- **REQUIREMENT**
Scan the entries below for the word "subtitle", then copy each line that holds it.

(Element data from apps and pages)
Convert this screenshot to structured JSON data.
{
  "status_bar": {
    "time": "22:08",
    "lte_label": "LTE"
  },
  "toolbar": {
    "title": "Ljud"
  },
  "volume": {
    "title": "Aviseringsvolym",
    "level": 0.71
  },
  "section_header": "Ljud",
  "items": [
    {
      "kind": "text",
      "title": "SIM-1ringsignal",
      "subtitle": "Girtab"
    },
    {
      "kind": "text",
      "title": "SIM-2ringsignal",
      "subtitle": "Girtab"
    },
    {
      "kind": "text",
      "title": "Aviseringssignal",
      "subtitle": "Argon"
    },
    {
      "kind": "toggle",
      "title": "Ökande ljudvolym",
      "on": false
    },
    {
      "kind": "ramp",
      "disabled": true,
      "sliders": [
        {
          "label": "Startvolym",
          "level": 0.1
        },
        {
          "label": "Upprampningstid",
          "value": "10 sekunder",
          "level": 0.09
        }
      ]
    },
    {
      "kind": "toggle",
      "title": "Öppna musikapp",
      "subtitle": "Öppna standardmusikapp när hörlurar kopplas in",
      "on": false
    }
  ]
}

- **WRITTEN ANSWER**
      "subtitle": "Girtab"
      "subtitle": "Girtab"
      "subtitle": "Argon"
      "subtitle": "Öppna standardmusikapp när hörlurar kopplas in",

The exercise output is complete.